— WHAT YOU SHOULD DO —
Work out the number of lines in the listing that include the string "shipToNum". Reply with that number alone.

— DATA EXCERPTS —

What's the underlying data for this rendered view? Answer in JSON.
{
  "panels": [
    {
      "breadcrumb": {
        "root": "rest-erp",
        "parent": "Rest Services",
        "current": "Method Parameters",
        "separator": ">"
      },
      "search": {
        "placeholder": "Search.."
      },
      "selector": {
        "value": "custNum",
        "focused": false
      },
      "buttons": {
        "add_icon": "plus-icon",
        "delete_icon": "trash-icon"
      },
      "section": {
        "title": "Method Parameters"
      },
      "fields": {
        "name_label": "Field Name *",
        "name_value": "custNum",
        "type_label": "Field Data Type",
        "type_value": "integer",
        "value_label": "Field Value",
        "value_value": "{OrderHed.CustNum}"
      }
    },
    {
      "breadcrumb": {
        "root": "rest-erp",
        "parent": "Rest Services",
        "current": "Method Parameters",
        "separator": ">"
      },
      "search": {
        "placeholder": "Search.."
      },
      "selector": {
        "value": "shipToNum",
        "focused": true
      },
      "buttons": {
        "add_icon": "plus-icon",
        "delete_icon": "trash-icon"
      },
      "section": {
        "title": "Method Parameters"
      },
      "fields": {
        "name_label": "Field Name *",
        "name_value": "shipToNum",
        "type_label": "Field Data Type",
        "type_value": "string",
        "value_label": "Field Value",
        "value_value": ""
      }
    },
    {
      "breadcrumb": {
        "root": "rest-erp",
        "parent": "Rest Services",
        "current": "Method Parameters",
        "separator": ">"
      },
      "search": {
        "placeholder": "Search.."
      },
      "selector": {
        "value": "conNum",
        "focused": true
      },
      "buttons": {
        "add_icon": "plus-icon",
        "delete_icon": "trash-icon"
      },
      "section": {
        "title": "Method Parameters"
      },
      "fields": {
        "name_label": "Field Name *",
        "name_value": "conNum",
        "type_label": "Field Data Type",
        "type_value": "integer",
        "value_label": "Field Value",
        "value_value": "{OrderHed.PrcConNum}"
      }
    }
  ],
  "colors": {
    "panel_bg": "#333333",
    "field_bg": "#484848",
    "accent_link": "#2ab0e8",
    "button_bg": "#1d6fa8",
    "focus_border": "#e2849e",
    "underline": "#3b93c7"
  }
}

— EXERCISE RESULT —
2